3 Jul 2019

Why You Need A Motocross Bike As A Second Bike

Us bikers are never happy with just one bike. We covet our bikes in a way that car owners rarely do.

Some of us ride regularly for work and for fun, others for weekend scratching, and some even ride motorcycles for a living. Bikes are becoming ever more specialised. Yes you can buy a bike that will cover a lot of bases but it’ll be compromised in one way or another.

I love my Triumph Tiger 800 XCX. For me it’s the perfect do-it-all bike. It carries luggage, is comfortable, has cruise control and heated grips and looks fantastic. I use it for work and for pleasure.

But it would be no good on the track. It has enough power but its weight is too high, its suspension too squashy and its brakes would start to overheat after a couple of laps.

For track use you want something a little lighter, lower and with better brakes. More power would be helpful but its more important that the bike has a good balance. On my one and only motorcycle track day I used my Triumph Street Triple 765 RS.

The Street Triple is a beautiful looking machine. It sounds good too. For that day on that track I felt amazing. Man and machine in perfect harmony. Whilst out on track I couldn’t have been happier. I could have run on and on for hours more.

My only concern was how much it would cost if I crashed it. The 765 RS is a ten grand bike and you aren’t insured on track.

I eventually sold the Street Triple because it was too focussed, too hardcore for the road. I didn’t find it comfortable in terms of the ride and riding position.
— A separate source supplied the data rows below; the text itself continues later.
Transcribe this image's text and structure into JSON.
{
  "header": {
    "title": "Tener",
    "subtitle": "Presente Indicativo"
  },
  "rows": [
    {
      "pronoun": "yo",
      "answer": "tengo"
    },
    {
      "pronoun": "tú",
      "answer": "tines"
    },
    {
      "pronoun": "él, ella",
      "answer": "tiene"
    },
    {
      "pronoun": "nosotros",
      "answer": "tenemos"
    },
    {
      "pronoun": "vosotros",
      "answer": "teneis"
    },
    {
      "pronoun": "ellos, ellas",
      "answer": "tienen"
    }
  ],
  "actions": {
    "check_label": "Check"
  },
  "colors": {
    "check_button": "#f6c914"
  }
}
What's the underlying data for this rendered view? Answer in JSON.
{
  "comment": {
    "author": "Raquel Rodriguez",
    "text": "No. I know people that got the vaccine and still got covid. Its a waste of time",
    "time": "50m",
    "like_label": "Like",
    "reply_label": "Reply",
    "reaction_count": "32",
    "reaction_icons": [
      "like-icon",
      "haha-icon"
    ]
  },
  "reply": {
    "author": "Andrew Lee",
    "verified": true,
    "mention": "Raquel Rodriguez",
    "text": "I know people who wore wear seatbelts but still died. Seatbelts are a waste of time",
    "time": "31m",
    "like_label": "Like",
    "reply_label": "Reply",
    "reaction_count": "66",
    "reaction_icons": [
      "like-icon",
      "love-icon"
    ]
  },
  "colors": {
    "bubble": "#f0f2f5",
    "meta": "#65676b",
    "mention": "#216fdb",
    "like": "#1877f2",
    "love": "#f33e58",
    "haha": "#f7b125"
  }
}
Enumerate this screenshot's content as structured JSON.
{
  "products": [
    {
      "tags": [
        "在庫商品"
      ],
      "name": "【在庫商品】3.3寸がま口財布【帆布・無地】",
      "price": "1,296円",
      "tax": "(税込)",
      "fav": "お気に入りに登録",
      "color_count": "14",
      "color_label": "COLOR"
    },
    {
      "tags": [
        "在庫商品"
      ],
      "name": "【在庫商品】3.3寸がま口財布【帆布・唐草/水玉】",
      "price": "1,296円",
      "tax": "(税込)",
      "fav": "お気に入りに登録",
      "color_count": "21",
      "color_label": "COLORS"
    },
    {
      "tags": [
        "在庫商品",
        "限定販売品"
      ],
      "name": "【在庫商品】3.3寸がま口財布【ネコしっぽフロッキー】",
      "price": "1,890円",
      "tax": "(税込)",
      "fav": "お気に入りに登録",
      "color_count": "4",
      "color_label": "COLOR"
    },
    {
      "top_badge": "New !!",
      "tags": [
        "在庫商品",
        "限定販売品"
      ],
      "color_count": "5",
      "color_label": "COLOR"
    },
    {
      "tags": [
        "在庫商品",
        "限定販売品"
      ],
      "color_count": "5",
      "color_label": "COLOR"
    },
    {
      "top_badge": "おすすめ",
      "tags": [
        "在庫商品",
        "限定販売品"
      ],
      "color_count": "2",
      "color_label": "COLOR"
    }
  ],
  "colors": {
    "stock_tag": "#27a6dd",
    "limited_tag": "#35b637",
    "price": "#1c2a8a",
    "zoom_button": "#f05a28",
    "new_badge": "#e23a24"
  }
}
In certain circumstances it was absolutely amazing but for more than fast road riding or track time it was too narrow in scope for me.

After the track day I went on a completely different kind of motorcycle experience day. I attended an off-road school. It was the Yamaha off-road school in Mid-Wales.

These bikes aren’t sleek and low and powerful. They are tall and narrow and run comparatively small engines with just a single cylinder, a handful of horsepower and knobbly tyres.

And they’re an absolute hoot to ride.

You still have to wear specialist clothing such as boots, helmets, gloves and suits, all of which you can buy from 24mx. The gear all has a purpose. Motocross boots are rigid and prevent you damaging your foot in one of your frequent spills. The clothing also needs to protect you from the elements because motocross riding is messy and muddy and wet.

The fun in motocross comes from the type of roads, trails and tracks you ride on. I’d never ridden off road before but by mid-morning was riding my 250cc beast around a forestry track that was so churned up it looked impossible to walk over, never mind ride a bike through.

You stand on the pegs and mostly ride at low speed, using extremely fine throttle, brake and clutch control. The bike’s front wheel is narrow and tall and spoked for strength. You can aim it at impossibly steep inclines and the smaller, fatter rear wheel will drive it forwards.

Unlike on a track bike if you do crash a motocross bike it will probably be at low speed and the likely damage will be minimal. In fact it would be amazing if you didn’t crash on your first few tries at it. You’ll pick yourself up, analyse what you did and try not to do it again.

Motocross is so much fun that were I to buy another bike I’d seriously consider one over a track focussed bike. You can buy motocross bikes for the road so that as long as your nearest green lane or off road track is not too far (they’re not very comfortable on a long journey) you could ride there.

By Matt Hubbard